### EXERCISE INSTRUCTIONS
A set of records appears below. Print them all, word for word.

### DATA PROVIDED
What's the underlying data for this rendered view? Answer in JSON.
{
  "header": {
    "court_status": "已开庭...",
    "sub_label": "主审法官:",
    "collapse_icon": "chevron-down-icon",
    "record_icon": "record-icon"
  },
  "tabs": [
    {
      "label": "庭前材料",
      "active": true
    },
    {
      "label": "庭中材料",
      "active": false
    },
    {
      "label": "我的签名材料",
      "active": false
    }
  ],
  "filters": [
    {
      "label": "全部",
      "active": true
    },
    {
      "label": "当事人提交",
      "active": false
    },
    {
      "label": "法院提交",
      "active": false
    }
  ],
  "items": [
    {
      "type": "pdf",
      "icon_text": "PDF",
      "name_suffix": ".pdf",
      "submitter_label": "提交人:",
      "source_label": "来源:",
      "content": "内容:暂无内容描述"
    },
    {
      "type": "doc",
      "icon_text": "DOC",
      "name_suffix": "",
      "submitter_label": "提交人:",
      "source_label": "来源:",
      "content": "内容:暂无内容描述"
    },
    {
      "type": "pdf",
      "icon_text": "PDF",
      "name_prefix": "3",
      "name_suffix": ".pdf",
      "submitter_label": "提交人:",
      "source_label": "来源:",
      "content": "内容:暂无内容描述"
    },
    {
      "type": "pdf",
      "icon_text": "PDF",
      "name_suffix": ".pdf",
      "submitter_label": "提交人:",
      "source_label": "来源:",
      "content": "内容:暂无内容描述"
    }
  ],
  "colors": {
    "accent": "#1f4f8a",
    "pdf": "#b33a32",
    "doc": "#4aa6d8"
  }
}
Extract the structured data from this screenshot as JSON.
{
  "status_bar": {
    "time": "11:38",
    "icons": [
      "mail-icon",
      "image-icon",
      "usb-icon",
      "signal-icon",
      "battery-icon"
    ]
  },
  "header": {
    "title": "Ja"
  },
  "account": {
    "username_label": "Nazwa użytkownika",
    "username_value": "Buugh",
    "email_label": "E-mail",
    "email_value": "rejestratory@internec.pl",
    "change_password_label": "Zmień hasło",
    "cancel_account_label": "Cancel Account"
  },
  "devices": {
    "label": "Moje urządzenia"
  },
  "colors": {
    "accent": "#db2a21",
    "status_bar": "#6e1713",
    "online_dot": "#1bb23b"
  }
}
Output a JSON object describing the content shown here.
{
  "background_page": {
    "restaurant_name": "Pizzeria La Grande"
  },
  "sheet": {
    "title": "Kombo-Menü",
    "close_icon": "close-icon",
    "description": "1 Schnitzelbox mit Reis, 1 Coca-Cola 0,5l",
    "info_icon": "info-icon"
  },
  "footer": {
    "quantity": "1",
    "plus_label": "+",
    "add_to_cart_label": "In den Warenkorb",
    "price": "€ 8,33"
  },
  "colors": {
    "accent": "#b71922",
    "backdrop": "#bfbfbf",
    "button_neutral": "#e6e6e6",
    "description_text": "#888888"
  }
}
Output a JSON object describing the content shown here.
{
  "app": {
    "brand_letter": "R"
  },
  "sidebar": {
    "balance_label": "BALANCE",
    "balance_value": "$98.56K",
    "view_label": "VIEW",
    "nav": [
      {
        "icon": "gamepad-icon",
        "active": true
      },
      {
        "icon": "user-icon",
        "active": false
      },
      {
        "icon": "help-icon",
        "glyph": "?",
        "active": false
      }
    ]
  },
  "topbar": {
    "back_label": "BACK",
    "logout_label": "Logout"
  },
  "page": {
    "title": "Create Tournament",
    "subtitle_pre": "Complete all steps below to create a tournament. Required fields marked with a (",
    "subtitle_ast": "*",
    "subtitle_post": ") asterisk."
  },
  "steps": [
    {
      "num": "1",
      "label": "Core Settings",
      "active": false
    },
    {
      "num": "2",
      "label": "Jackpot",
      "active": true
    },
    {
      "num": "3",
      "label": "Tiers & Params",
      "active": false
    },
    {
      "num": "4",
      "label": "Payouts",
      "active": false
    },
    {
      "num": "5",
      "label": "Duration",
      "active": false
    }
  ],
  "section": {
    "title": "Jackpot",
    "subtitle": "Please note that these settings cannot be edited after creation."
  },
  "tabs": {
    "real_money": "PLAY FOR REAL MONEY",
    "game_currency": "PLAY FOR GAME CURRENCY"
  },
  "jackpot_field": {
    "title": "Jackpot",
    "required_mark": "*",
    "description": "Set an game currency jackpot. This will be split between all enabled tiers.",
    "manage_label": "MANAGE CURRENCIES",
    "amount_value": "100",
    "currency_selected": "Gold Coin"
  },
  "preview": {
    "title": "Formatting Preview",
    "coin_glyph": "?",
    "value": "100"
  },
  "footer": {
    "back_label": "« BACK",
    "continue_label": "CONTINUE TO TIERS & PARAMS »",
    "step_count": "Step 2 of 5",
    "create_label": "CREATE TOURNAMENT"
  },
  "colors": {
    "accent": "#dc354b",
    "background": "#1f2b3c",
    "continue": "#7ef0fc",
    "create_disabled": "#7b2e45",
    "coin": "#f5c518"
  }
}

### EXERCISE ANSWER
What's the underlying data for this rendered view? Answer in JSON.
{
  "header": {
    "court_status": "已开庭...",
    "sub_label": "主审法官:",
    "collapse_icon": "chevron-down-icon",
    "record_icon": "record-icon"
  },
  "tabs": [
    {
      "label": "庭前材料",
      "active": true
    },
    {
      "label": "庭中材料",
      "active": false
    },
    {
      "label": "我的签名材料",
      "active": false
    }
  ],
  "filters": [
    {
      "label": "全部",
      "active": true
    },
    {
      "label": "当事人提交",
      "active": false
    },
    {
      "label": "法院提交",
      "active": false
    }
  ],
  "items": [
    {
      "type": "pdf",
      "icon_text": "PDF",
      "name_suffix": ".pdf",
      "submitter_label": "提交人:",
      "source_label": "来源:",
      "content": "内容:暂无内容描述"
    },
    {
      "type": "doc",
      "icon_text": "DOC",
      "name_suffix": "",
      "submitter_label": "提交人:",
      "source_label": "来源:",
      "content": "内容:暂无内容描述"
    },
    {
      "type": "pdf",
      "icon_text": "PDF",
      "name_prefix": "3",
      "name_suffix": ".pdf",
      "submitter_label": "提交人:",
      "source_label": "来源:",
      "content": "内容:暂无内容描述"
    },
    {
      "type": "pdf",
      "icon_text": "PDF",
      "name_suffix": ".pdf",
      "submitter_label": "提交人:",
      "source_label": "来源:",
      "content": "内容:暂无内容描述"
    }
  ],
  "colors": {
    "accent": "#1f4f8a",
    "pdf": "#b33a32",
    "doc": "#4aa6d8"
  }
}
Extract the structured data from this screenshot as JSON.
{
  "status_bar": {
    "time": "11:38",
    "icons": [
      "mail-icon",
      "image-icon",
      "usb-icon",
      "signal-icon",
      "battery-icon"
    ]
  },
  "header": {
    "title": "Ja"
  },
  "account": {
    "username_label": "Nazwa użytkownika",
    "username_value": "Buugh",
    "email_label": "E-mail",
    "email_value": "rejestratory@internec.pl",
    "change_password_label": "Zmień hasło",
    "cancel_account_label": "Cancel Account"
  },
  "devices": {
    "label": "Moje urządzenia"
  },
  "colors": {
    "accent": "#db2a21",
    "status_bar": "#6e1713",
    "online_dot": "#1bb23b"
  }
}
Output a JSON object describing the content shown here.
{
  "background_page": {
    "restaurant_name": "Pizzeria La Grande"
  },
  "sheet": {
    "title": "Kombo-Menü",
    "close_icon": "close-icon",
    "description": "1 Schnitzelbox mit Reis, 1 Coca-Cola 0,5l",
    "info_icon": "info-icon"
  },
  "footer": {
    "quantity": "1",
    "plus_label": "+",
    "add_to_cart_label": "In den Warenkorb",
    "price": "€ 8,33"
  },
  "colors": {
    "accent": "#b71922",
    "backdrop": "#bfbfbf",
    "button_neutral": "#e6e6e6",
    "description_text": "#888888"
  }
}
Output a JSON object describing the content shown here.
{
  "app": {
    "brand_letter": "R"
  },
  "sidebar": {
    "balance_label": "BALANCE",
    "balance_value": "$98.56K",
    "view_label": "VIEW",
    "nav": [
      {
        "icon": "gamepad-icon",
        "active": true
      },
      {
        "icon": "user-icon",
        "active": false
      },
      {
        "icon": "help-icon",
        "glyph": "?",
        "active": false
      }
    ]
  },
  "topbar": {
    "back_label": "BACK",
    "logout_label": "Logout"
  },
  "page": {
    "title": "Create Tournament",
    "subtitle_pre": "Complete all steps below to create a tournament. Required fields marked with a (",
    "subtitle_ast": "*",
    "subtitle_post": ") asterisk."
  },
  "steps": [
    {
      "num": "1",
      "label": "Core Settings",
      "active": false
    },
    {
      "num": "2",
      "label": "Jackpot",
      "active": true
    },
    {
      "num": "3",
      "label": "Tiers & Params",
      "active": false
    },
    {
      "num": "4",
      "label": "Payouts",
      "active": false
    },
    {
      "num": "5",
      "label": "Duration",
      "active": false
    }
  ],
  "section": {
    "title": "Jackpot",
    "subtitle": "Please note that these settings cannot be edited after creation."
  },
  "tabs": {
    "real_money": "PLAY FOR REAL MONEY",
    "game_currency": "PLAY FOR GAME CURRENCY"
  },
  "jackpot_field": {
    "title": "Jackpot",
    "required_mark": "*",
    "description": "Set an game currency jackpot. This will be split between all enabled tiers.",
    "manage_label": "MANAGE CURRENCIES",
    "amount_value": "100",
    "currency_selected": "Gold Coin"
  },
  "preview": {
    "title": "Formatting Preview",
    "coin_glyph": "?",
    "value": "100"
  },
  "footer": {
    "back_label": "« BACK",
    "continue_label": "CONTINUE TO TIERS & PARAMS »",
    "step_count": "Step 2 of 5",
    "create_label": "CREATE TOURNAMENT"
  },
  "colors": {
    "accent": "#dc354b",
    "background": "#1f2b3c",
    "continue": "#7ef0fc",
    "create_disabled": "#7b2e45",
    "coin": "#f5c518"
  }
}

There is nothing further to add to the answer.